Scott Shellady, familiar to financial TV fans as the “The Cow Guy” because of his distinctive bovine jackets, says now may be the time to invest in wine. “With the Fed’s easy money policy (i.e., buying Treasury bonds and printing money) having some hard assets in your portfolio- like wine- could be a good store of value.”
Shellady says that wine investors need three to five-year time horizons. Like fine art, certain wine labels appeal to collectors who will pay extra for scarce vintages and the perception of value that certain regions and producers convey.
For example, last month, a case of 1978 Romanee-Conti went for $476,280 at an auction in Hong Kong. To save you the math, that’s over $39,000 a bottle. This is reportedly the most expensive wine ever sold in the world.

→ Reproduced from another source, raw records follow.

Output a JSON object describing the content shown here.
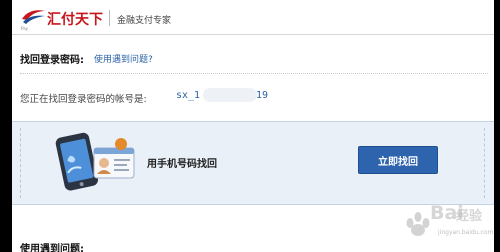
{
  "header": {
    "logo_icon": "swoosh-logo-icon",
    "logo_small_text": "Pay",
    "brand_name": "汇付天下",
    "tagline": "金融支付专家",
    "brand_color": "#c8161d"
  },
  "section": {
    "title": "找回登录密码:",
    "help_link": "使用遇到问题?"
  },
  "account": {
    "label": "您正在找回登录密码的帐号是:",
    "value_start": "sx_1",
    "value_end": "19"
  },
  "method": {
    "icon": "phone-id-card-icon",
    "label": "用手机号码找回",
    "button_label": "立即找回",
    "button_color": "#2e63ad"
  },
  "bottom": {
    "title": "使用遇到问题:"
  },
  "watermark": {
    "icon": "baidu-paw-icon",
    "text_main": "Bai",
    "text_cn": "经验",
    "sub_text": "jingyan.baidu.com"
  }
}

(As an aside, this summer, I visited Romanee-Conti. It’s amazing how such a small, nondescript vineyard is so famous. In this part of Burgundy, they still till the soil with horses and toss copper sulfate by hand from cloth sacks. That’s me in the top picture standing in from of the Romanee-Conti vineyard.)
Does Shellady think Midwest wine has investment potential? “Some regional wine is surprisingly competitive,” says Shellady who once lived on his family’s dairy farm near Galena, Illinois, and has visited local wineries in Northwest Illinois. “My advice is ‘don’t turn up your nose at local wine,’ the relationship between price and palate is appealing.”